** Problem to solve **
Look for "glyph" in each line of the records, and copy the lines that have it.
====== The records
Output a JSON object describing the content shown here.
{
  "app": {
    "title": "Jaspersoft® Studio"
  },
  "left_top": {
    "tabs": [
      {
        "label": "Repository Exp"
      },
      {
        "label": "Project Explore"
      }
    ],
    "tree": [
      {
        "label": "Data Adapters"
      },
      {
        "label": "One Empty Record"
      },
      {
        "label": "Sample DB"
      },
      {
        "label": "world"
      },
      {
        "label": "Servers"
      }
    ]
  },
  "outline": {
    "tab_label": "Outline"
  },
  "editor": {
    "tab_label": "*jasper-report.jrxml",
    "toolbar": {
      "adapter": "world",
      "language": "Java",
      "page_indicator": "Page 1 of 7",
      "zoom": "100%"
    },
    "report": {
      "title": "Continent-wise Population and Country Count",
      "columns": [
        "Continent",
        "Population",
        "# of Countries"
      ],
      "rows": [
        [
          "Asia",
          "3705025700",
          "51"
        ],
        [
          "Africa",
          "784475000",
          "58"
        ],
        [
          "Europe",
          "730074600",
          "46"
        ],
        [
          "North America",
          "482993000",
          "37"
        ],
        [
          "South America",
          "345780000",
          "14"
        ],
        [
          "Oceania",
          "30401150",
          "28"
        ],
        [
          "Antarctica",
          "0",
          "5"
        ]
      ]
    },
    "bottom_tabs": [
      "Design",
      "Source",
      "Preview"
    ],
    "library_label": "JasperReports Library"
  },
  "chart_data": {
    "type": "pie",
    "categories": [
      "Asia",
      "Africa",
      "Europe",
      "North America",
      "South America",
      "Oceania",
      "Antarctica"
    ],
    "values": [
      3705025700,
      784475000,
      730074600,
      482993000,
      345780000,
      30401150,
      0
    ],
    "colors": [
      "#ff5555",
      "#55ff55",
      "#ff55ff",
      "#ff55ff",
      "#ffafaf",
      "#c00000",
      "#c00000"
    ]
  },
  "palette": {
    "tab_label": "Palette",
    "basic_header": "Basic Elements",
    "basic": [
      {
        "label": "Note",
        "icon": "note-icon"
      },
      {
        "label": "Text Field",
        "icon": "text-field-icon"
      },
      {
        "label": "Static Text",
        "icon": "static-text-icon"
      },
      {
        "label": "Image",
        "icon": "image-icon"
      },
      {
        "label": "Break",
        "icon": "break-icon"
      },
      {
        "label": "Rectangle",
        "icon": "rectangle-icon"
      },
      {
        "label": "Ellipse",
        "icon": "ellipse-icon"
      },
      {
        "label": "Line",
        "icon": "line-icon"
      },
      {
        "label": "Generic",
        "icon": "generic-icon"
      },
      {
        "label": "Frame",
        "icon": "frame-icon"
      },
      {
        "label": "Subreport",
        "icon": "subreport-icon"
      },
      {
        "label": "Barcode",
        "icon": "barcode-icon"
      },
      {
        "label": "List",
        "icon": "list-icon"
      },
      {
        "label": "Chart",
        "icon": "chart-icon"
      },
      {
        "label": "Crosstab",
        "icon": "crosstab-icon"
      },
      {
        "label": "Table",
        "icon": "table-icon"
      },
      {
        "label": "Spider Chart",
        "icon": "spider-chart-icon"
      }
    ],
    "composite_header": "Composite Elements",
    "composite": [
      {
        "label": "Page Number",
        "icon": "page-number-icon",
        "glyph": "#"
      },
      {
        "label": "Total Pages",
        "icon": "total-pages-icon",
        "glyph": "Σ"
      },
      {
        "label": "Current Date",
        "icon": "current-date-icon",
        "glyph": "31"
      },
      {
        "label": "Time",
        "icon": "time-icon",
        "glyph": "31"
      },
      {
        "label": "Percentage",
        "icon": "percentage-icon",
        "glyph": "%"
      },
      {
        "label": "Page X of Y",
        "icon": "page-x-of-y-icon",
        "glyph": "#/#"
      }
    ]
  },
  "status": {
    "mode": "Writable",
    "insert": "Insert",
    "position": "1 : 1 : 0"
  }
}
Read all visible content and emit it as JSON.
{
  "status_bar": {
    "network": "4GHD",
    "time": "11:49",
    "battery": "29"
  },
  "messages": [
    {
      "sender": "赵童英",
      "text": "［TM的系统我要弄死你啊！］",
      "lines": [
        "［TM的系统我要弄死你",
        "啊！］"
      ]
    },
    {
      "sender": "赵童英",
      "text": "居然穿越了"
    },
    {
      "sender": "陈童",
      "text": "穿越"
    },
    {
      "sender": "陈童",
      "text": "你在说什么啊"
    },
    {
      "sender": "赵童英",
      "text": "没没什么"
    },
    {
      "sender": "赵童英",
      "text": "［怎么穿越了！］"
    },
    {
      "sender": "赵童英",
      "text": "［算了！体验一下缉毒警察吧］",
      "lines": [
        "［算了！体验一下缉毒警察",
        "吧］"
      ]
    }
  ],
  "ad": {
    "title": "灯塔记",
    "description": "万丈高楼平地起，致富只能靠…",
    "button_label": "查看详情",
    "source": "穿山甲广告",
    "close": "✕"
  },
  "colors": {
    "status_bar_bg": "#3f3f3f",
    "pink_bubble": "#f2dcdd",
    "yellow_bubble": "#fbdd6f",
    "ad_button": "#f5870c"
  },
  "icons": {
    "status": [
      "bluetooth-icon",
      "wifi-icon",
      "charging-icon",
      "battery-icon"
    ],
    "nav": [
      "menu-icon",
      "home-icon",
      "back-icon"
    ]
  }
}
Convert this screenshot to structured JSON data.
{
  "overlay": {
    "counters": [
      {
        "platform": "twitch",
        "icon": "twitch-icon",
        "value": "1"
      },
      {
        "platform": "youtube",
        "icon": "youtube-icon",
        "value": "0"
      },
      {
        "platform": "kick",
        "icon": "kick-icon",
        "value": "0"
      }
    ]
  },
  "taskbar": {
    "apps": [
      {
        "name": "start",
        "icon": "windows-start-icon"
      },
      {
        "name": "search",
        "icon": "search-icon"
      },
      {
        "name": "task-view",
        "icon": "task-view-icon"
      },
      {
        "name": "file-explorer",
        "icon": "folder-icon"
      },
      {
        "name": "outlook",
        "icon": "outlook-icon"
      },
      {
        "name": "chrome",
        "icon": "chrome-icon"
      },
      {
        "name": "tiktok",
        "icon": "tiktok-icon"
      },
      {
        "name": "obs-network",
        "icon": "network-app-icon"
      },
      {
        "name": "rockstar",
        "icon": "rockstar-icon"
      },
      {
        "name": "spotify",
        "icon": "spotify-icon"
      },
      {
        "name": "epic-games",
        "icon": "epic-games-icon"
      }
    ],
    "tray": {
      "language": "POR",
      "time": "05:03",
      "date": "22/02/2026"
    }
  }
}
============
** Response **
        "glyph": "#"
        "glyph": "Σ"
        "glyph": "31"
        "glyph": "31"
        "glyph": "%"
        "glyph": "#/#"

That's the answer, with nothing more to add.